Cardistry is the most exciting, innovative, and growing skill arts in the world today. When describing cardistry to laymen, it’s often referred to as juggling with playing cards. Other skill arts commonly compared to cardistry are yo-yoing, playing kendama, and even skateboarding.
A Magical History
Cardistry evolved from the flourishes magicians use, such as a fan and card spring. These flourishes have been explained in magic books for centuries and were offered as a way to embellish a routine. Ever since, magicians have incorporated demonstrations of skill, showcasing these flourishes in their acts. Houdini’s King of Cards poster from the late 19th century illustrates some of these early developments, and perhaps inspired Cardini’s vaudeville act featuring spectacular displays of card artistry.
Although card flourishes were used by magicians throughout the 20th century, it wasn’t until the 1990s that they started to break away from magic. Publications beginning in 1982 from Bill Kalush (Harris, Paul. “Kalush’s Cut.” Magic Manuscript. December 1982 / January 1983.), through 1992 by Chris Kenner (Kenner, Chris. “Five Faces of Sybil.” Out of Control. Kaufman, 1992.) inspired some magicians to begin thinking about flourishes outside of their use in magic routines. Joey Burton, Alexander Popov, and Jerry Cestkowski were among the first to expand upon this and introduce the concept of flourishing, a type of juggling with playing cards, in the 1990s.
Around the turn of the millennium, publications from Brian Tudor (Show Off. Brian Tudor. Pascal Productions, 1997.) and Dan & Dave Buck (Pasteboard Animations. Dan & Dave Buck, 2001.) focused entirely on the art of card flourishing. Other publications quickly followed as the movement spread around the world thanks to advancements in internet streaming and the startup, YouTube.
Although cardistry sprang out of magic, its close allies are now other skill arts like playing kendama and yo-yoing. It is practiced around the world, mostly by teenagers, and continues to grow.
Cardistry has become more than an art form, it is a lifestyle. There are cardistry brands and playing cards designed especially for cardistry. There are annual conferences and organized meet-ups happening regularly, as well as numerous competitions.
A Worldwide Community
Cardistry has a flourishing community of creative and passionate artists all over the world. Annually, hundreds of cardists get together for the largest cardistry meet-up, Caridstry-Con. And daily, cardists share their creative skill with one another on Instagram. The network makes it easy to post new ideas and works in progress for immediate feedback. It’s also a great platform for discovering new cardistry moves to learn.
If you’re on Instagram, here are a few accounts to follow to get you connected: @aedijux, @annadeguzman, @anyoneww, @bestcardistalive, @cardistrytouch, @dealersgrip, @jaspas, @mattbeaudouin, @notseano, and @visualmadness.
Where to Begin

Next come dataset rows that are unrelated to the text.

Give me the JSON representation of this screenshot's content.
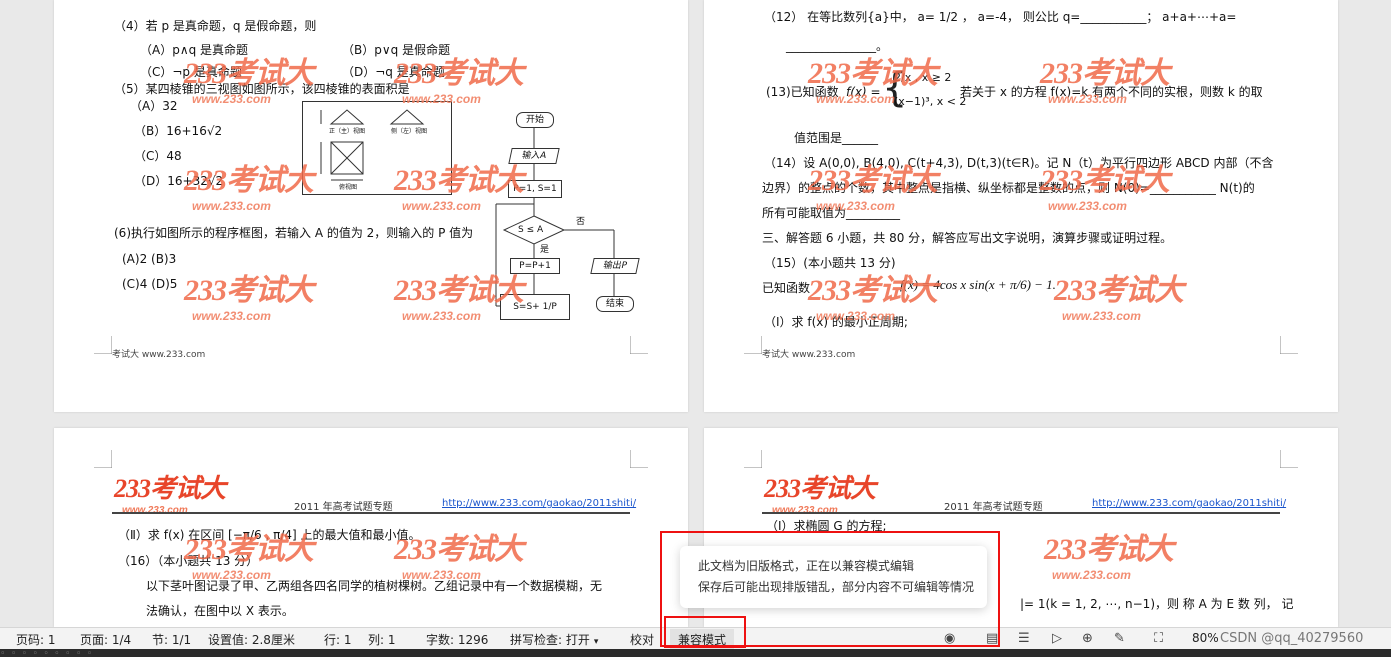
{
  "p1": {
    "q4": "（4）若 p 是真命题，q 是假命题，则",
    "q4a": "（A）p∧q 是真命题",
    "q4b": "（B）p∨q 是假命题",
    "q4c": "（C）¬p 是真命题",
    "q4d": "（D）¬q 是真命题",
    "q5": "（5）某四棱锥的三视图如图所示，该四棱锥的表面积是",
    "q5a": "（A）32",
    "q5b": "（B）16+16√2",
    "q5c": "（C）48",
    "q5d": "（D）16+32√2",
    "q6": "(6)执行如图所示的程序框图，若输入 A 的值为 2，则输入的 P 值为",
    "q6ab": "(A)2 (B)3",
    "q6cd": "(C)4 (D)5",
    "fig_front": "正（主）视图",
    "fig_side": "侧（左）视图",
    "fig_top": "俯视图",
    "flow": {
      "start": "开始",
      "input": "输入A",
      "init": "P=1, S=1",
      "cond": "S ≤ A",
      "no": "否",
      "yes": "是",
      "step1": "P=P+1",
      "step2": "S=S+ 1/P",
      "output": "输出P",
      "end": "结束"
    },
    "footer": "考试大 www.233.com"
  },
  "p2": {
    "q12a": "（12） 在等比数列{a}中， a= 1/2 ， a=-4， 则公比 q=___________； a+a+⋯+a=",
    "q12b": "_______________。",
    "q13pre": "(13)已知函数",
    "q13fa": "2/x ,  x ≥ 2",
    "q13fb": "(x−1)³, x < 2",
    "q13post": "若关于 x 的方程 f(x)=k 有两个不同的实根，则数 k 的取",
    "q13end": "值范围是______",
    "q14a": "（14）设 A(0,0), B(4,0), C(t+4,3), D(t,3)(t∈R)。记 N（t）为平行四边形 ABCD 内部（不含",
    "q14b": "边界）的整点的个数，其中整点是指横、纵坐标都是整数的点，则 N(0)=___________ N(t)的",
    "q14c": "所有可能取值为_________",
    "sec3": "三、解答题 6 小题，共 80 分，解答应写出文字说明，演算步骤或证明过程。",
    "q15": "（15）(本小题共 13 分)",
    "q15func_label": "已知函数",
    "q15func": "f(x) = 4cos x sin(x + π/6) − 1.",
    "q15i": "（Ⅰ）求 f(x) 的最小正周期;",
    "footer": "考试大 www.233.com"
  },
  "p3": {
    "hdr_title": "2011 年高考试题专题",
    "hdr_link": "http://www.233.com/gaokao/2011shiti/",
    "q15ii": "（Ⅱ）求 f(x) 在区间 [−π/6 , π/4] 上的最大值和最小值。",
    "q16": "（16）（本小题共 13 分）",
    "q16a": "以下茎叶图记录了甲、乙两组各四名同学的植树棵树。乙组记录中有一个数据模糊，无",
    "q16b": "法确认，在图中以 X 表示。"
  },
  "p4": {
    "hdr_title": "2011 年高考试题专题",
    "hdr_link": "http://www.233.com/gaokao/2011shiti/",
    "q_i": "（Ⅰ）求椭圆 G 的方程;",
    "q_tail": "|= 1(k = 1, 2, ⋯, n−1)，则 称 A 为 E 数 列， 记"
  },
  "watermark": {
    "logo": "233考试大",
    "url": "www.233.com"
  },
  "tooltip": {
    "line1": "此文档为旧版格式，正在以兼容模式编辑",
    "line2": "保存后可能出现排版错乱，部分内容不可编辑等情况"
  },
  "status": {
    "page": "页码: 1",
    "pages": "页面: 1/4",
    "section": "节: 1/1",
    "setting": "设置值: 2.8厘米",
    "row": "行: 1",
    "col": "列: 1",
    "words": "字数: 1296",
    "spell": "拼写检查: 打开",
    "proof": "校对",
    "compat": "兼容模式",
    "zoom": "80%",
    "credit": "CSDN @qq_40279560"
  },
  "console": "  ◦ ◦ ◦ ◦ ◦ ◦ ◦ ◦ ◦"
}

Start with a broken in deck of cards. If they’re brand new, they’ll be very slick and will slide right out of your grip. To break them in, practice shuffling the cards. This will also develop your dexterity. A pressure fan, LePaul spread, waterfall flourish, card spring and dribble are not only cardistry staples, but they also do a great job at breaking in a deck. These beginner flourishes and others are explained on video and are available to watch for free at www.artofmagic.com.
Once your deck feels broken in or is less slippery and easier to manage, try a simple flourish like a one-handed cut, or thumb fan. Try out different moves by searching for tutorials online. There are hundreds of thousands of cardistry videos on YouTube now, so have fun exploring.
If you’re having fun, then you’re doing it right.
The Werm is a flourish created by Dan and I and was first published in our 2004 instructional video, The Dan & Dave System. It’s great for beginners because it teaches a fundamental technique in cardistry called z-grip. Recently, I taught this flourish to Chris Ramsey on his YouTube channel and that video can be viewed at:
Becoming a Cardist
Here is a list of seven tips from Dan and I on how to become a cardist:
Always carry a deck with you and practice, practice, practice.
Cardistry can be overwhelming, so don’t be discouraged. There are thousands and thousands of videos, but really the only place to start is by picking up a deck and playing with it.
Cardistry is fun, so have fun. Enjoy the practice, and you’ll be rewarded with a new skill and source of creativity.
Learning the fundamentals is good, but feel free to start anywhere. There is no right or wrong way to do cardistry.
Learn what appeals to you and you’ll eventually develop your own unique style. From there, creating your own moves will come naturally.
Cardistry will be challenging at times, especially when working out a new move or trying to piece together different ideas. If you get frustrated, take a break, and work on something else, like skateboarding or kendama. Come back to it with a fresh mind and a positive attitude.
Experiment without expectation. When you have no expectations, things start to just happen in the fingertips and that can be very inspiring. Most of our own creations happened in these “happy accident” moments.